    I most frequently come upon her when she is upon her marketing expeditions. She is generally to be found among the little crowds that are to be found "scrouging" around the shops or stalls most extensively patronised by the poor of the quarter. She works her way through the crush with the skill and self-possession of an old hand. In scrutinising and "pricing" the goods exposed for sale she displays all the coolness and assurance that mark the expert-picks out the tenderest scraps of meat from the butchers' trays of "block ornaments," or pounces upon the freshest fish on the hawker's barrow, or the largest bunch of greens on the coster's stall.
    In the matter of bargain-making, of "beating-down," as it is styled among the poor, the little mother, as already hinted, is well to the front; but on this head she has occasionally an advantage over older purchasers. The hucksters and hawkers and costers, who work poor neighbourhoods, constitute a fraternity who are fully entitled to say of themselves, as they do, that they know their way about ; that if you want to "best" them you must get up very early in the morning. Nor are they in a general way men given to the melting mood. Nevertheless, more than once when Melia has begun to chaffer with some hawker or coster I have seen the man suddenly take note of the sad-eyed, careworn little face raised to his, and his own face has softened, and a tender tone has come into his rough, hoarse voice as he has said, "All right, mother, I won't drive a bargain with you; take them away at your own price, with a little one in for [-23-] luck," though, as I once heard such a dealer remark when the little mother was out of hearing, he would have seen any grown woman "blowed" before she should have had the goods for the same money.

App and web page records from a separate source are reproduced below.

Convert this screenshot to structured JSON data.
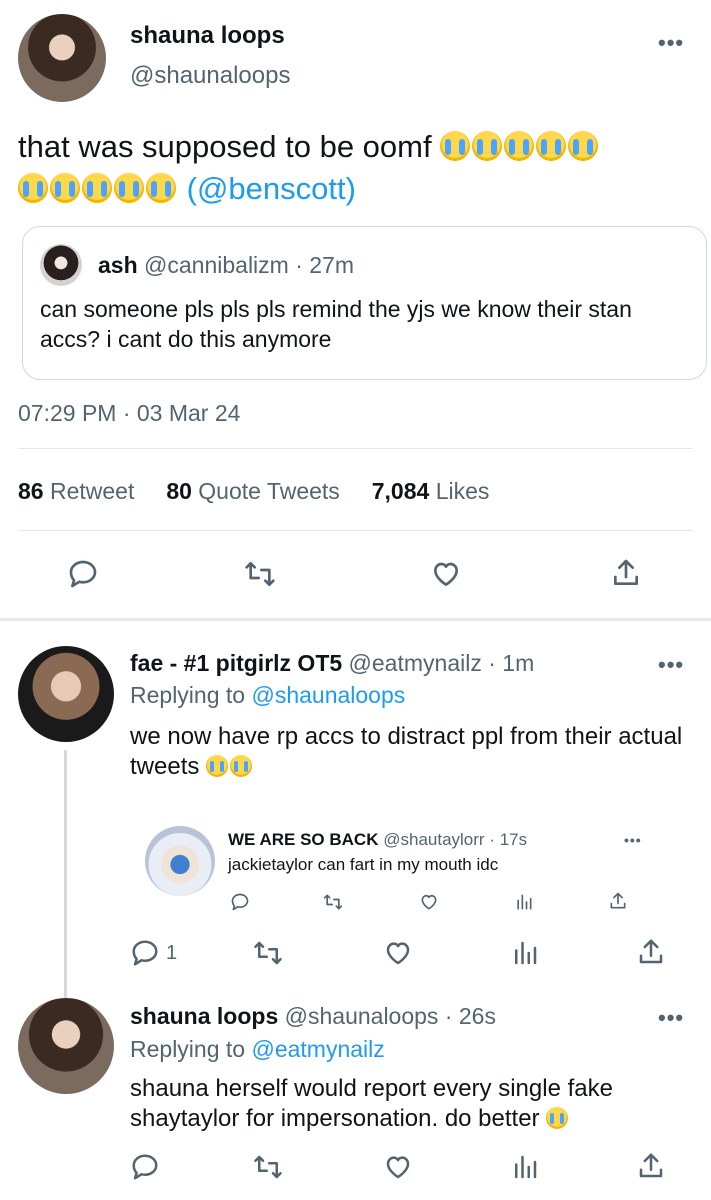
{
  "main_tweet": {
    "display_name": "shauna loops",
    "handle": "@shaunaloops",
    "text": "that was supposed to be oomf",
    "mention": "(@benscott)",
    "more_icon": "more-horizontal-icon",
    "quoted": {
      "display_name": "ash",
      "handle": "@cannibalizm",
      "time": "· 27m",
      "text": "can someone pls pls pls remind the yjs we know their stan accs? i cant do this anymore"
    },
    "timestamp": "07:29 PM · 03 Mar 24",
    "stats": {
      "retweets_count": "86",
      "retweets_label": "Retweet",
      "quotes_count": "80",
      "quotes_label": "Quote Tweets",
      "likes_count": "7,084",
      "likes_label": "Likes"
    }
  },
  "replies": [
    {
      "display_name": "fae - #1 pitgirlz OT5",
      "handle": "@eatmynailz",
      "time": "· 1m",
      "replying_to_label": "Replying to",
      "replying_to": "@shaunaloops",
      "text": "we now have rp accs to distract ppl from their actual tweets",
      "reply_count": "1",
      "embedded": {
        "display_name": "WE ARE SO BACK",
        "handle": "@shautaylorr",
        "time": "· 17s",
        "text": "jackietaylor can fart in my mouth idc"
      }
    },
    {
      "display_name": "shauna loops",
      "handle": "@shaunaloops",
      "time": "· 26s",
      "replying_to_label": "Replying to",
      "replying_to": "@eatmynailz",
      "text": "shauna herself would report every single fake shaytaylor for impersonation. do better"
    }
  ],
  "colors": {
    "accent": "#1d9bf0",
    "text": "#0f1419",
    "muted": "#536471",
    "divider": "#e6e9ec"
  }
}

    A sufficiently sorrowful little mother is Melia, though she bears herself bravely ; she is no whimpering lady of tears. Rightly considered, perhaps, the saddest point of all about her is that she is a representative personage. These little mothers of the poor are a class. They are most the mother when, as in the case of Melia, their own mother is dead ; but they have still to take the role of mother when their own mother is widowed and has to go out to work, or when they belong to families so poor that it is necessary for both parents to go out to work in order to keep the wolf from the door.
    Among the poor to say of a girl of ten or twelve - or it may be even younger - that she is "a regular little mother" is to apply a term of commendation. And no doubt the little mother of this type is in many respects one to be admired, but she is also in many respects one to be pitied. While yet a child she is called upon to put away childish timings. Proverbial philosophy to the contrary notwithstanding, she must carry an old head on young shoulders, must be grave and thoughtful and worldly wise beyond her years. A child in stature and strength, she must do woman's work and contend with woman's worries, and that in circumstances under which woman's work is hard and woman's worries many. That there should be such mothers may be the lesser of a choice of evils. None the less it is pitiful beyond measure that childhood should have to be so sacrificed.

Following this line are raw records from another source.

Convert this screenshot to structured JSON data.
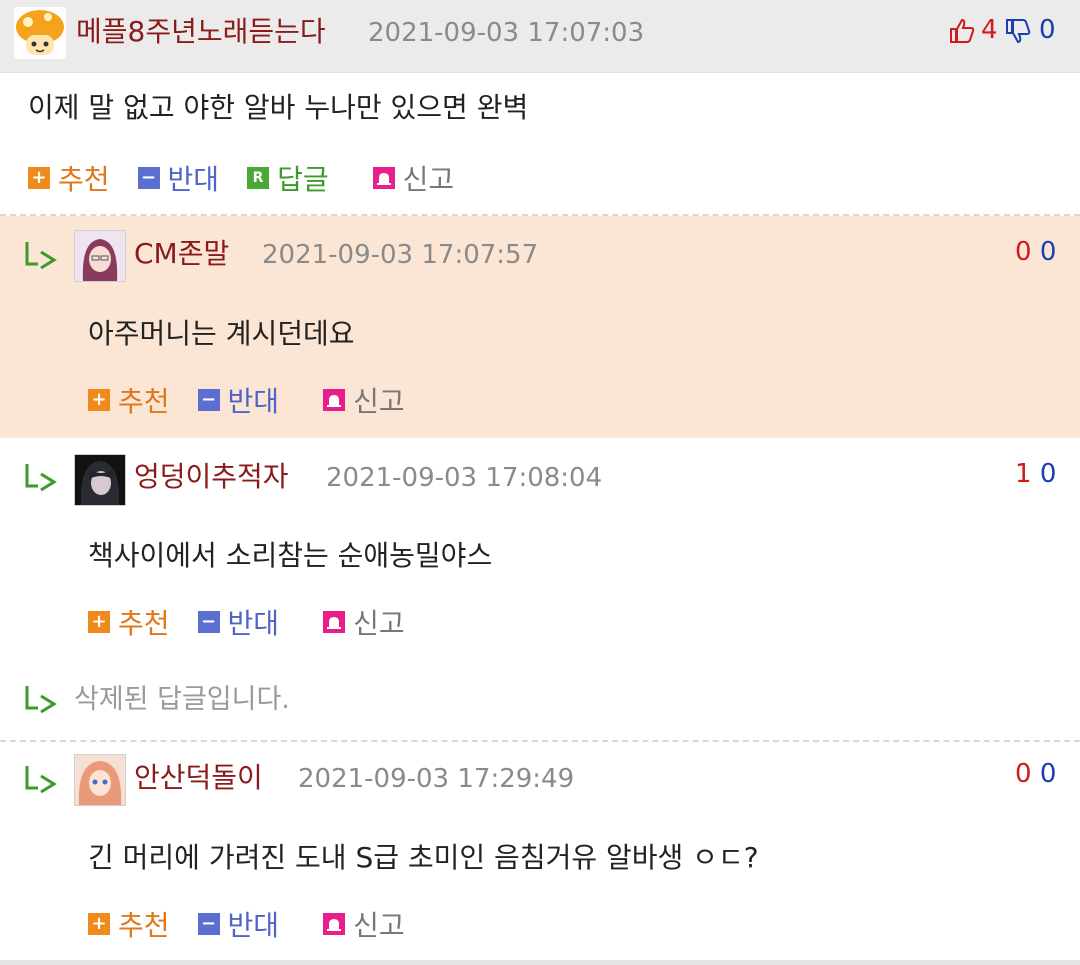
{
  "main_comment": {
    "nickname": "메플8주년노래듣는다",
    "date": "2021-09-03 17:07:03",
    "up_count": "4",
    "down_count": "0",
    "text": "이제 말 없고 야한 알바 누나만 있으면 완벽",
    "actions": {
      "recommend": "추천",
      "oppose": "반대",
      "reply": "답글",
      "report": "신고",
      "reply_badge": "R"
    }
  },
  "replies": [
    {
      "nickname": "CM존말",
      "date": "2021-09-03 17:07:57",
      "up": "0",
      "down": "0",
      "text": "아주머니는 계시던데요",
      "highlight_color": "#fbe6d6"
    },
    {
      "nickname": "엉덩이추적자",
      "date": "2021-09-03 17:08:04",
      "up": "1",
      "down": "0",
      "text": "책사이에서 소리참는 순애농밀야스"
    },
    {
      "deleted_text": "삭제된 답글입니다."
    },
    {
      "nickname": "안산덕돌이",
      "date": "2021-09-03 17:29:49",
      "up": "0",
      "down": "0",
      "text": "긴 머리에 가려진 도내 S급 초미인 음침거유 알바생 ㅇㄷ?"
    }
  ],
  "reply_actions": {
    "recommend": "추천",
    "oppose": "반대",
    "report": "신고"
  },
  "colors": {
    "nickname": "#8b1a1a",
    "up": "#d11a1a",
    "down": "#1b3fb0",
    "highlight": "#fbe6d6"
  },
  "icons": {
    "main_avatar": "mushroom-avatar-icon",
    "thumbs_up": "thumbs-up-icon",
    "thumbs_down": "thumbs-down-icon",
    "reply_arrow": "reply-arrow-icon",
    "plus": "plus-icon",
    "minus": "minus-icon",
    "siren": "siren-icon"
  }
}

    [-24-] This sacrifice is one of the hardest of the many hard facts of poverty, and, like the other hard facts, it is met with infinite courage and patience. But courage and patience are not always all-sufficient. Under the heavy burdens laid upon them the little mothers do sometimes break down utterly in health and spirits; are smitten - children though they be - with a feeling of despair. And in such a case it may indeed be that- 
    "The child's sob curseth deeper in the silence
    Than the strong man in his wrath."